STORED DATA>
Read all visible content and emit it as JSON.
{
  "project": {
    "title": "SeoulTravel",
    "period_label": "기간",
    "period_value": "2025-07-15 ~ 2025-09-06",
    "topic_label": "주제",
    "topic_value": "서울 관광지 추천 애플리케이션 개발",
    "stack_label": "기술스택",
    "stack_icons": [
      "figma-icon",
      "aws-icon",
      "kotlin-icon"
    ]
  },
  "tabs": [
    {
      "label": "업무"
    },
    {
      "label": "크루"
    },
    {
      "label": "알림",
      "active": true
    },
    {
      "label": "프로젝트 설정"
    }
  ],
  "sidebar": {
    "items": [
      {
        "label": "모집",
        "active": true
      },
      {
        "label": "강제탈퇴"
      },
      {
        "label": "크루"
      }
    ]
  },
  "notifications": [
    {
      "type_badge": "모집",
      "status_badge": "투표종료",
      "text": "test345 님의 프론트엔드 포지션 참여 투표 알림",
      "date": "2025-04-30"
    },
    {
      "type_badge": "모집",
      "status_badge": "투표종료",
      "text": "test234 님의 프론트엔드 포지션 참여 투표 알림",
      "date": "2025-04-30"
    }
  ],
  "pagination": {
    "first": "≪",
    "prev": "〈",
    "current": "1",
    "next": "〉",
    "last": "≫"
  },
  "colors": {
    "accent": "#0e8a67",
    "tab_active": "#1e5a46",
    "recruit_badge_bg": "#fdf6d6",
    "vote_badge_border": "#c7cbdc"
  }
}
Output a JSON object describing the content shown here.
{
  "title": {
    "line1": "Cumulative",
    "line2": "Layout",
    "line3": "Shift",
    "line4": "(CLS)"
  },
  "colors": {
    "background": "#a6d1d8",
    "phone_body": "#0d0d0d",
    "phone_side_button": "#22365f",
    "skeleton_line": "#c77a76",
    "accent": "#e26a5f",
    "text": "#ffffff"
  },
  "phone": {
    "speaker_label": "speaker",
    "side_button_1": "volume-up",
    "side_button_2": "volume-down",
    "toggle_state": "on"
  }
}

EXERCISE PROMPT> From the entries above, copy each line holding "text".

ANSWER SECTION>
      "text": "test345 님의 프론트엔드 포지션 참여 투표 알림",
      "text": "test234 님의 프론트엔드 포지션 참여 투표 알림",
    "text": "#ffffff"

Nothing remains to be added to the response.